Irish author and scientist Ian Hughes talks about his new book Disordered Minds: How Dangerous Personalities Are Destroying Democracy which focuses on how a small proportion of people with dangerous personality disorders are responsible for much of the violence and greed that scars our world, with clinical psychologist Paul D’Alton .
Ian Hughes’ book Disordered Minds is essential reading in the era of Donald Trump. ~ Jeffrey Sachs, Columbia University
Ian Hughes adds new scientific insight to one of the deepest conundrums of politics: that positions of power appeal to the narcissistic, paranoid psychopaths among us, with catastrophic results for humanity. ~ Steven Pinker, Johnstone Professor of Psychology, Harvard University, and the author of The Better Angels of Our Nature and Enlightenment Now.
Read this exceptionally fine and accessible work of scholarship and make it your business to keep these disordered minds from disordering our universe. – Mary McAleese, Former President of Ireland
After leaving allies rattled at the NATO Summit in Brussels and dodging mass protests in the UK, Donald Trump is now traveling on to meet with Vladimir Putin in Helsinki—a meeting he has said “may be the easiest of all.” Trump’s boorish behaviour in Brussels fits a now well-established pattern of attacks on democratic allies and praise for authoritarian leaders that has left the rest of the world struggling to make sense of his seemingly incomprehensible conduct. Viewed from the perspective of Trump’s possible mental state, however, his foreign policy makes perfect sense.
This article first appeared on Open Democracy Transformation.

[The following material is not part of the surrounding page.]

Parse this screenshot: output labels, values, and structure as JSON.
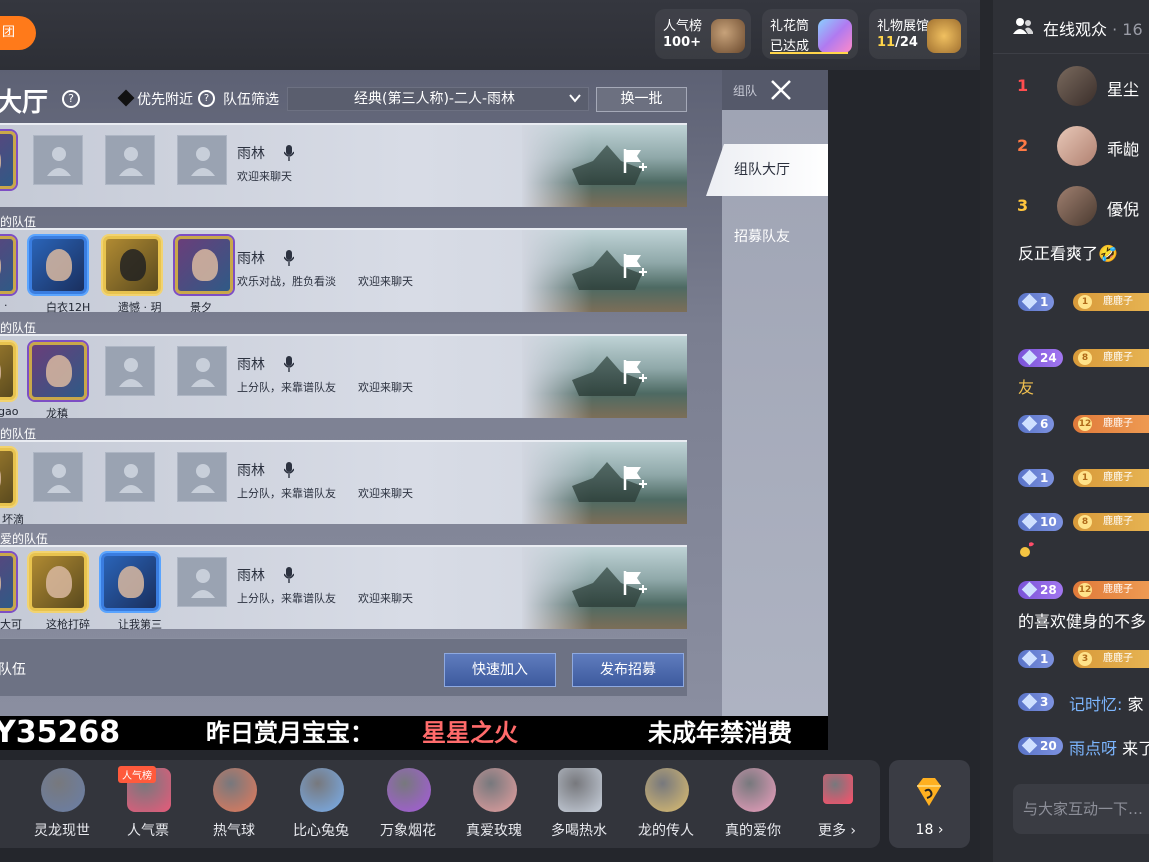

We are living in the age of the narcissistic leader. In this talk Ian Hughes explains how leaders with dangerous personality disorders – psychopaths and those with narcissistic and paranoid conditions – are rising to power and destroying democracy.

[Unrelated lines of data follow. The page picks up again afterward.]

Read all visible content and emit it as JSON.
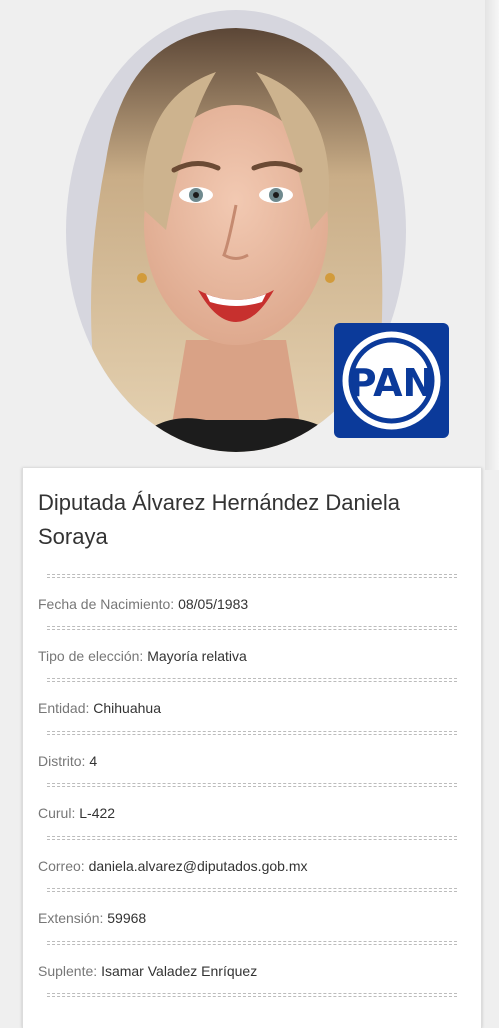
{
  "profile": {
    "title": "Diputada Álvarez Hernández Daniela Soraya",
    "party": "PAN",
    "fields": [
      {
        "label": "Fecha de Nacimiento:",
        "value": "08/05/1983"
      },
      {
        "label": "Tipo de elección:",
        "value": "Mayoría relativa"
      },
      {
        "label": "Entidad:",
        "value": "Chihuahua"
      },
      {
        "label": "Distrito:",
        "value": "4"
      },
      {
        "label": "Curul:",
        "value": "L-422"
      },
      {
        "label": "Correo:",
        "value": "daniela.alvarez@diputados.gob.mx"
      },
      {
        "label": "Extensión:",
        "value": "59968"
      },
      {
        "label": "Suplente:",
        "value": "Isamar Valadez Enríquez"
      }
    ]
  },
  "colors": {
    "party_blue": "#0b3a9a",
    "card_bg": "#ffffff",
    "page_bg": "#efefef"
  }
}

Educate the next generation so as to cope intellectually, morally, and politically with the messiness and complexity of the world.
In developing democracy in the United States and Europe over the last few centuries, the people of both continents have forged five fundamental safeguards against the tyranny of those with dangerous personality disorders. These safeguards are: representative democracy, in which leaders are freely elected and freely removed by the people; the separation of church and state, which limits the ability of tyrants to wield the power of the state on behalf of sectarian causes; social democracy, in which the state has the responsibility to redistribute wealth in order to minimise poverty and ensure social cohesion; pooled sovereignty, which reduces nationalist sentiment and deprives tyrants of a rallying cry to arms; and the protection of individual human rights in law, including the rights of minorities, which deprives tyrants of their most vulnerable scapegoats. Although the mix of safeguards varies between the United States and Europe, and between countries in Europe, they together characterise the Western democratic model. Continue reading

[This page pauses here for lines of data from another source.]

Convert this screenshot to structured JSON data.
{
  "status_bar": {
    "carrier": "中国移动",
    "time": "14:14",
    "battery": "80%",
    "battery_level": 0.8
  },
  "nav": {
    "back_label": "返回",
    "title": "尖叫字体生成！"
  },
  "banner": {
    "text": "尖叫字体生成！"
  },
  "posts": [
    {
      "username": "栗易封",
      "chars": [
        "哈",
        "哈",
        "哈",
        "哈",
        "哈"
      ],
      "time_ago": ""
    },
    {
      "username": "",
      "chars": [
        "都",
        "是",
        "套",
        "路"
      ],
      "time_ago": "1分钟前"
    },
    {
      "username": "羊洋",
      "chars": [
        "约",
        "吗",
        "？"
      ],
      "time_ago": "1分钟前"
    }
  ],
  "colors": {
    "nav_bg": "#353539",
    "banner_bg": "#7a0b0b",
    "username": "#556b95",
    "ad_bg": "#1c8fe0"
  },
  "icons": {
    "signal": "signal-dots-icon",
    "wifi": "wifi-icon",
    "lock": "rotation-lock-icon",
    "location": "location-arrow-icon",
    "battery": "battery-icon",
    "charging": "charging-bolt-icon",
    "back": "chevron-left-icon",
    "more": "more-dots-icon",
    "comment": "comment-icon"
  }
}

This article first appeared on Open Democracy Transformation
The release of Michael Wolff’s book Fire and Fury has heightened concerns about Donald Trump’s mental fitness for office. In her review of the book for the Washington Post, Jennifer Rubin says that it shows Trump to be “an unhinged man-child utterly lacking in the skill needed to be president”—despite Trump’s assertion that in fact he’s a “very stable genius.”
In the Guardian, Jonathan Freedland writes that Wolff’s revelations “prove—yet again—what a vile, narcissistic and dangerous man we have in the Oval Office.” And in the New Yorker, Masha Gessen, warns that Trump’s White House is “waging a daily assault on the public’s sense of sanity, decency, and cohesion. It makes us feel crazy.”
Is there any way to get beneath the daily assault on our sanity and try to understand what might be driving the chaos of the Trump Presidency? A good place to start is with the word that many say best sums up the man, which is narcissism. Continue reading
While Americans debate Trump’s domestic policies on health and tax cuts, the rest of the world worries that a leader with Trump’s volatile temperament has his finger on the nuclear button.
Today, nuclear weapons occupy the headlines in a way not seen since the Cuban Missile Crisis. On the positive side, this year’s Nobel Peace Prize has been awarded to ICAN, the International Campaign to Abolish Nuclear Weapons, an advocacy group that promoted the historic treaty to prohibit these weapons that was reached at the United Nations in July 2017. Although the treaty has been dismissed by the world’s nine nuclear-armed powers, its proponents believe that it will help to build a groundswell of support for the destruction of all nuclear weapons as the only way to guarantee that they will never be used again. This article first appeared on Open Democracy Transformation. Continue reading
DisorderedWorld has won Silver in the top Political Blogs in Ireland in the V by Very Blog Awards.
This is the fourth year that DisorderedWorld has been shortlisted as one of the best Political Blogs in Ireland and the highest placing yet! With over 1000 entries and 4 rounds of judging, to place silver for Disordered World is a great achievement.
Disordered World is delighted to be in the Top Political Blogs for a fourth time and congratulates all the other winning blogs.